inhabitants of the LDCs.
||There is currently an enormous gap between developed
and developing countries in access to the Internet. Even as the
telecommunication gap which has preoccupied the Union for so
many years is beginning to close, an "information gap"
of even greater proportions is opening up.
||A difference in regulatory practices is emerging
between countries which have decided to liberalize their
telecommunication markets under the WTO agreements, and those
that have not. If competition brings the first group of
countries the anticipated benefits in terms of investment,
technology transfer, innovative services and lower prices, these
regulatory differences may become a new development gap. In this
regard, it is important to recall that although the 119 ITU
Member States that are not yet part of the WTO basic
telecommunications agreement generate less than 10% of global
telecommunication revenues, they include more than 45% of the
On the eve of the 21st century, the Union thus finds itself in a dynamic
situation. On the one hand, the goal established by the Maitland Commission of
achieving universal access to basic telecommunications will be technically
achieved, and the overall gap between developed and developing countries is
steadily narrowing. However, at the same time, new differences are developing,
for example within the developing world, between the LDCs and other developing
countries, between liberalized and non-liberalized countries which may be either
developed or developing, and between countries that are moving rapidly towards
competition and those moving at a slower pace.
This raises important questions in relation to the vision of the global
information society (GIS). This vision was the subject of considerable
discussion during the 1995 — 1999 period, initially in the G-7 group
of advanced industrial economies, then in the broader international community.
Today, the basic ideas behind the concept of the GIS have been broadly accepted
and indeed endorsed. In this vision, all forms of economic, social, cultural and
political activity will increasingly depend on access to the telecommunication
and information services provided by the global information infrastructure (GII).
The rapid development of electronic commerce on the Internet is one tangible
example of how the GIS is becoming a reality.
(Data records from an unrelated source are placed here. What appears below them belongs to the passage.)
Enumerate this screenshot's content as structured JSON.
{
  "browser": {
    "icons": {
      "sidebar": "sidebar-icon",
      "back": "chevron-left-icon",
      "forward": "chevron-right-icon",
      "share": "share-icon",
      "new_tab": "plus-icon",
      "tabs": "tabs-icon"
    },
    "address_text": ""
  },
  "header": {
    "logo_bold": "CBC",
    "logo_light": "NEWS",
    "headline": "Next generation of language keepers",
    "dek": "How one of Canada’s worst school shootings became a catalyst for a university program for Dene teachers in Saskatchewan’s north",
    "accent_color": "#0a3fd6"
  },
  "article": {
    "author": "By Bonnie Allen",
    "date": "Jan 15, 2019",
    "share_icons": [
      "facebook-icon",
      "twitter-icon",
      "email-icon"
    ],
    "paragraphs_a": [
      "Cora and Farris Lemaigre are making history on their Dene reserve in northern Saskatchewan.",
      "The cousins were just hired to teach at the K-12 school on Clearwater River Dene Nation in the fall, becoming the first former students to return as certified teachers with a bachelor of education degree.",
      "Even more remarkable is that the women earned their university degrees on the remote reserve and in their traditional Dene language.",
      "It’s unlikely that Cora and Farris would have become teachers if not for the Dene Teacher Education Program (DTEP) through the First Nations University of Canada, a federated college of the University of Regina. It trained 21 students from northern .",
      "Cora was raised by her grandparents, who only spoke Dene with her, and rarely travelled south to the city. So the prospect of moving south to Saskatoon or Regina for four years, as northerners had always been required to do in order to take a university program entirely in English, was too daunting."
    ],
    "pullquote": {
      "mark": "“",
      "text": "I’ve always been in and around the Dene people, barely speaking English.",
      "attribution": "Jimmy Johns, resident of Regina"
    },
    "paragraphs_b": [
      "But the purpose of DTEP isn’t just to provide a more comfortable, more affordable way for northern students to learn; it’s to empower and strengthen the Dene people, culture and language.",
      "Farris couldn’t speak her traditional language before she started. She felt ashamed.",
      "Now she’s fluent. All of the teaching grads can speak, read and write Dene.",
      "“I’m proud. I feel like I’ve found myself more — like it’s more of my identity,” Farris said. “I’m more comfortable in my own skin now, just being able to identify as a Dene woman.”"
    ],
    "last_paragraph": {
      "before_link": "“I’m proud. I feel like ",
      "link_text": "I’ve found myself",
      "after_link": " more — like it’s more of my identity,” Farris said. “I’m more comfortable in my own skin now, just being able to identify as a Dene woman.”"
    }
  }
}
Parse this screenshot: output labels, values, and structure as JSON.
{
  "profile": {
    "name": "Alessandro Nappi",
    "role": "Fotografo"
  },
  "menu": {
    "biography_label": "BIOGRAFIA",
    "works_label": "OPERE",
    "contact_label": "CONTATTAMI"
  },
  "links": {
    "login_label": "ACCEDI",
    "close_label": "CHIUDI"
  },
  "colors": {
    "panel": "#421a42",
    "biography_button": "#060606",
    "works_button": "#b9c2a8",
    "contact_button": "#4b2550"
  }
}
The challenge facing the
international community is to find ways to ensure that the GIS is truly global,
and that people everywhere are able to share in its benefits.